A plea has gone out from TreeKeepers – a tree-conservancy group – to stop the “horrendous mutilation” of indigenous trees by Constantia Village.
Meanwhile, Constantia Residents’ and Ratepayers’ Association (CRRA) has been working with mall management since August last year to address what it believes is excessive pruning by the mall’s contractor.
The rows of trees in the Constantia Village car park lot are frequently pruned to provide a clear line of sight for security cameras and staff, according to mall management.
However, Clare Burgess, a landscape architect and chairwoman of TreeKeepers Cape Town, has complained to Constantia Village about what she feels is excessive pruning.

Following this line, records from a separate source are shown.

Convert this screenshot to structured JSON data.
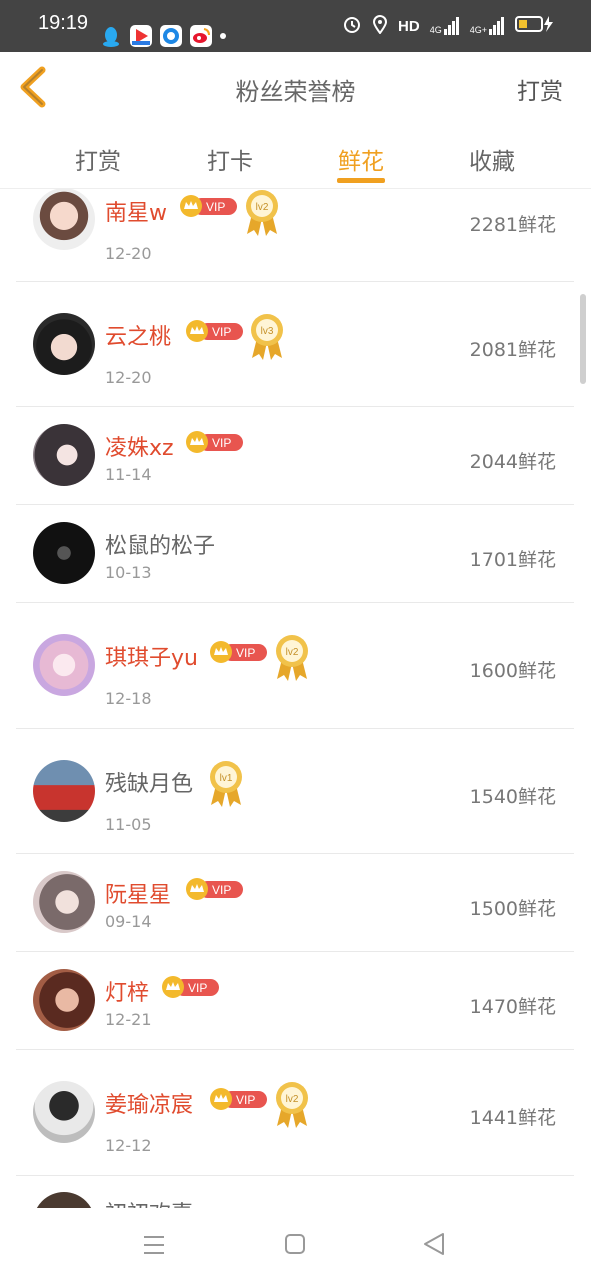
{
  "status": {
    "time": "19:19",
    "network": "HD",
    "signal1": "4G",
    "signal2": "4G+"
  },
  "header": {
    "title": "粉丝荣誉榜",
    "action": "打赏"
  },
  "tabs": [
    {
      "label": "打赏"
    },
    {
      "label": "打卡"
    },
    {
      "label": "鲜花"
    },
    {
      "label": "收藏"
    }
  ],
  "active_tab": 2,
  "vip_label": "VIP",
  "entries": [
    {
      "name": "南星w",
      "date": "12-20",
      "amount": "2281鲜花",
      "vip": true,
      "medal": "lv2"
    },
    {
      "name": "云之桃",
      "date": "12-20",
      "amount": "2081鲜花",
      "vip": true,
      "medal": "lv3"
    },
    {
      "name": "凌姝xz",
      "date": "11-14",
      "amount": "2044鲜花",
      "vip": true,
      "medal": ""
    },
    {
      "name": "松鼠的松子",
      "date": "10-13",
      "amount": "1701鲜花",
      "vip": false,
      "medal": ""
    },
    {
      "name": "琪琪子yu",
      "date": "12-18",
      "amount": "1600鲜花",
      "vip": true,
      "medal": "lv2"
    },
    {
      "name": "残缺月色",
      "date": "11-05",
      "amount": "1540鲜花",
      "vip": false,
      "medal": "lv1"
    },
    {
      "name": "阮星星",
      "date": "09-14",
      "amount": "1500鲜花",
      "vip": true,
      "medal": ""
    },
    {
      "name": "灯梓",
      "date": "12-21",
      "amount": "1470鲜花",
      "vip": true,
      "medal": ""
    },
    {
      "name": "姜瑜凉宸",
      "date": "12-12",
      "amount": "1441鲜花",
      "vip": true,
      "medal": "lv2"
    },
    {
      "name": "初初欢喜",
      "date": "",
      "amount": "",
      "vip": false,
      "medal": ""
    }
  ],
  "colors": {
    "accent": "#f0a020",
    "vip_name": "#e04b2e",
    "vip_badge": "#e8554f"
  }
}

The security argument is “totally incomprehensible”, she says because the constant presence of parking attendants, trolley pushers and other people in the area should keep crime to a minimum.
“And if the trees were allowed to grow to a decent size and provide the much-needed shelter and shade that they should be giving to the users, then there would be clear views under the canopies, and people could see exactly what is going on in and around their cars,” she said.
“Why does Constantia shopping mall continue to mutilate trees when they must surely get ongoing complaints from their patrons about this horribly destructive process?”
Ms Burgess offered to put the mall in touch with a professional tree-care specialist.
“No one with an understanding of the value of trees and plants would agree to hack the trees in this way,” she said.
Ward councillor Liz Brunette said residents had often complained to her over the years that the trees were being cut back too much.
According to Marian Nieuwoudt, mayoral committee member for spatial planning and environment, aerial-photography records show the trees were planted in 1984 when the mall was built.
Ms Brunette said the CRRA committee had contacted mall management last year to get them to agree to let the trees grow taller and fuller to offer more shade for cars.
CRRA committee member and ecologist Dr Clive McDowell said the “continuous lopping” of any forms of growth gave the indigenous karee and other species of trees in the car park the appearance of “stressed pseudo-bonsai lollipops”.
“They provide negligible shade for cars, and are a token contribution to an aesthetically pleasing local environment,” he said.
Dr McDowell said Deidre Paul-Diemont, from Growthpoint Properties, which owns Constantia Village, had told him in August last year that pruning was for security purposes. He had then reviewed camera coverage with the centre’s security manager to see the impact of tree shape on lines of sight. Constantia Village had then agreed to narrow and raise the crowns of 12 trial trees.
“The security effect was considered sufficient not to carry out further lopping haircuts,” said Dr McDowell.
Dr McDowell, assisted by Chikumbuza Sawezi, then pruned some two-thirds of the trees around the Old Village, at the junction of Spaanschemat and Constantia Main roads, including white stinkwoods, two species of wild fig and many water bessies.
The pruning programme, he said, had suffered a “slight drawback” when a Constantia Village contractor had given a full top cut to about a dozen trees in the western end of the car park, following an apparent “security scare”.
Dr McDowell said he could have achieved the same result with less damage. “Ongoing topping of this type tends to end in premature tree mortality,” he said.
Ms Paul-Diemont said the pruning of almost all trees at the mall had been done with the consultation of a “local expert” and the CRRA.
“We have an obligation to ensure high visibility within our parking area, both by our on-site staff and our security cameras. This, in effect, is to strive to ensure the utmost safety of our customers and their vehicles. Customer safety remains our top priority,” she said.